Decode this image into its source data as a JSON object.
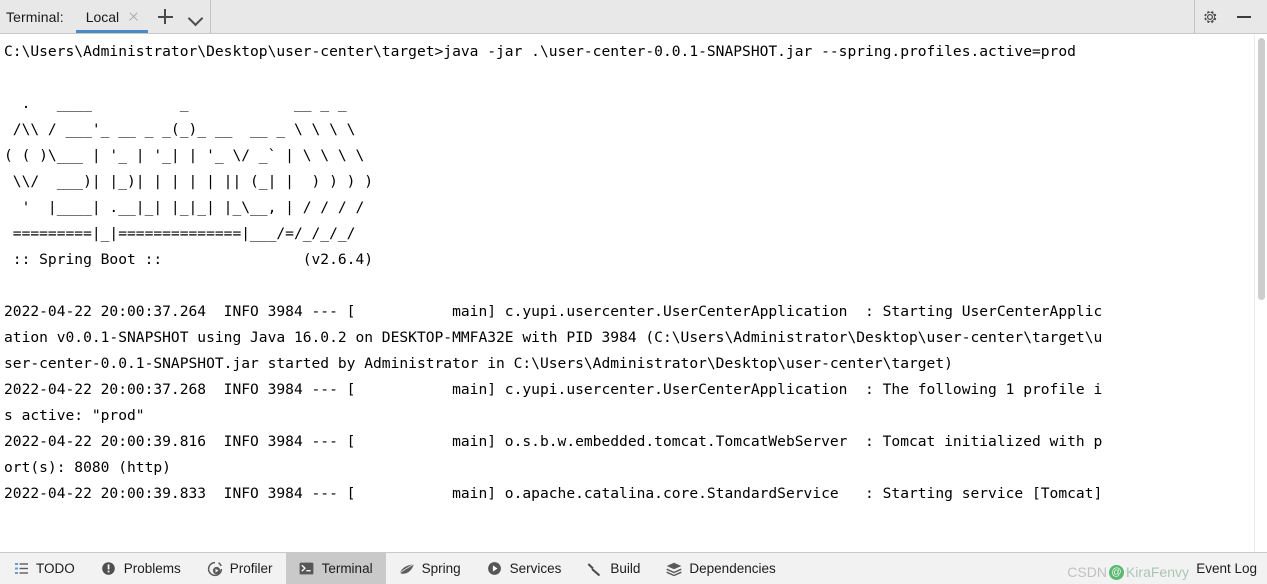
{
  "header": {
    "title": "Terminal:",
    "tabs": [
      {
        "label": "Local",
        "active": true
      }
    ],
    "add_tab_label": "+",
    "dropdown_label": "⌄",
    "settings_icon": "gear-icon",
    "minimize_icon": "minimize-icon",
    "close_tab_icon": "close-icon"
  },
  "terminal": {
    "lines": [
      "C:\\Users\\Administrator\\Desktop\\user-center\\target>java -jar .\\user-center-0.0.1-SNAPSHOT.jar --spring.profiles.active=prod",
      "",
      "  .   ____          _            __ _ _",
      " /\\\\ / ___'_ __ _ _(_)_ __  __ _ \\ \\ \\ \\",
      "( ( )\\___ | '_ | '_| | '_ \\/ _` | \\ \\ \\ \\",
      " \\\\/  ___)| |_)| | | | | || (_| |  ) ) ) )",
      "  '  |____| .__|_| |_|_| |_\\__, | / / / /",
      " =========|_|==============|___/=/_/_/_/",
      " :: Spring Boot ::                (v2.6.4)",
      "",
      "2022-04-22 20:00:37.264  INFO 3984 --- [           main] c.yupi.usercenter.UserCenterApplication  : Starting UserCenterApplic",
      "ation v0.0.1-SNAPSHOT using Java 16.0.2 on DESKTOP-MMFA32E with PID 3984 (C:\\Users\\Administrator\\Desktop\\user-center\\target\\u",
      "ser-center-0.0.1-SNAPSHOT.jar started by Administrator in C:\\Users\\Administrator\\Desktop\\user-center\\target)",
      "2022-04-22 20:00:37.268  INFO 3984 --- [           main] c.yupi.usercenter.UserCenterApplication  : The following 1 profile i",
      "s active: \"prod\"",
      "2022-04-22 20:00:39.816  INFO 3984 --- [           main] o.s.b.w.embedded.tomcat.TomcatWebServer  : Tomcat initialized with p",
      "ort(s): 8080 (http)",
      "2022-04-22 20:00:39.833  INFO 3984 --- [           main] o.apache.catalina.core.StandardService   : Starting service [Tomcat]"
    ],
    "spring_boot_version": "(v2.6.4)",
    "pid": "3984",
    "port": "8080",
    "active_profile": "prod",
    "java_version": "16.0.2",
    "hostname": "DESKTOP-MMFA32E",
    "app_version": "v0.0.1-SNAPSHOT",
    "log_date": "2022-04-22"
  },
  "status_bar": {
    "items": [
      {
        "label": "TODO",
        "icon": "todo-icon",
        "selected": false
      },
      {
        "label": "Problems",
        "icon": "problems-icon",
        "selected": false
      },
      {
        "label": "Profiler",
        "icon": "profiler-icon",
        "selected": false
      },
      {
        "label": "Terminal",
        "icon": "terminal-icon",
        "selected": true
      },
      {
        "label": "Spring",
        "icon": "spring-leaf-icon",
        "selected": false
      },
      {
        "label": "Services",
        "icon": "services-icon",
        "selected": false
      },
      {
        "label": "Build",
        "icon": "build-hammer-icon",
        "selected": false
      },
      {
        "label": "Dependencies",
        "icon": "dependencies-icon",
        "selected": false
      }
    ],
    "event_log_label": "Event Log"
  },
  "watermark": {
    "prefix": "CSDN",
    "badge": "@",
    "name": "KiraFenvy"
  },
  "colors": {
    "accent": "#4a88c7",
    "header_bg": "#e8e8e8",
    "status_bg": "#f2f2f2",
    "selected_tab_bg": "#c9c9c9",
    "terminal_bg": "#ffffff",
    "terminal_fg": "#000000"
  }
}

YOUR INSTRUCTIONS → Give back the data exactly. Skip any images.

ANSWER TO THIS PROBLEM →
Decode this image into its source data as a JSON object.
{
  "header": {
    "title": "Terminal:",
    "tabs": [
      {
        "label": "Local",
        "active": true
      }
    ],
    "add_tab_label": "+",
    "dropdown_label": "⌄",
    "settings_icon": "gear-icon",
    "minimize_icon": "minimize-icon",
    "close_tab_icon": "close-icon"
  },
  "terminal": {
    "lines": [
      "C:\\Users\\Administrator\\Desktop\\user-center\\target>java -jar .\\user-center-0.0.1-SNAPSHOT.jar --spring.profiles.active=prod",
      "",
      "  .   ____          _            __ _ _",
      " /\\\\ / ___'_ __ _ _(_)_ __  __ _ \\ \\ \\ \\",
      "( ( )\\___ | '_ | '_| | '_ \\/ _` | \\ \\ \\ \\",
      " \\\\/  ___)| |_)| | | | | || (_| |  ) ) ) )",
      "  '  |____| .__|_| |_|_| |_\\__, | / / / /",
      " =========|_|==============|___/=/_/_/_/",
      " :: Spring Boot ::                (v2.6.4)",
      "",
      "2022-04-22 20:00:37.264  INFO 3984 --- [           main] c.yupi.usercenter.UserCenterApplication  : Starting UserCenterApplic",
      "ation v0.0.1-SNAPSHOT using Java 16.0.2 on DESKTOP-MMFA32E with PID 3984 (C:\\Users\\Administrator\\Desktop\\user-center\\target\\u",
      "ser-center-0.0.1-SNAPSHOT.jar started by Administrator in C:\\Users\\Administrator\\Desktop\\user-center\\target)",
      "2022-04-22 20:00:37.268  INFO 3984 --- [           main] c.yupi.usercenter.UserCenterApplication  : The following 1 profile i",
      "s active: \"prod\"",
      "2022-04-22 20:00:39.816  INFO 3984 --- [           main] o.s.b.w.embedded.tomcat.TomcatWebServer  : Tomcat initialized with p",
      "ort(s): 8080 (http)",
      "2022-04-22 20:00:39.833  INFO 3984 --- [           main] o.apache.catalina.core.StandardService   : Starting service [Tomcat]"
    ],
    "spring_boot_version": "(v2.6.4)",
    "pid": "3984",
    "port": "8080",
    "active_profile": "prod",
    "java_version": "16.0.2",
    "hostname": "DESKTOP-MMFA32E",
    "app_version": "v0.0.1-SNAPSHOT",
    "log_date": "2022-04-22"
  },
  "status_bar": {
    "items": [
      {
        "label": "TODO",
        "icon": "todo-icon",
        "selected": false
      },
      {
        "label": "Problems",
        "icon": "problems-icon",
        "selected": false
      },
      {
        "label": "Profiler",
        "icon": "profiler-icon",
        "selected": false
      },
      {
        "label": "Terminal",
        "icon": "terminal-icon",
        "selected": true
      },
      {
        "label": "Spring",
        "icon": "spring-leaf-icon",
        "selected": false
      },
      {
        "label": "Services",
        "icon": "services-icon",
        "selected": false
      },
      {
        "label": "Build",
        "icon": "build-hammer-icon",
        "selected": false
      },
      {
        "label": "Dependencies",
        "icon": "dependencies-icon",
        "selected": false
      }
    ],
    "event_log_label": "Event Log"
  },
  "watermark": {
    "prefix": "CSDN",
    "badge": "@",
    "name": "KiraFenvy"
  },
  "colors": {
    "accent": "#4a88c7",
    "header_bg": "#e8e8e8",
    "status_bg": "#f2f2f2",
    "selected_tab_bg": "#c9c9c9",
    "terminal_bg": "#ffffff",
    "terminal_fg": "#000000"
  }
}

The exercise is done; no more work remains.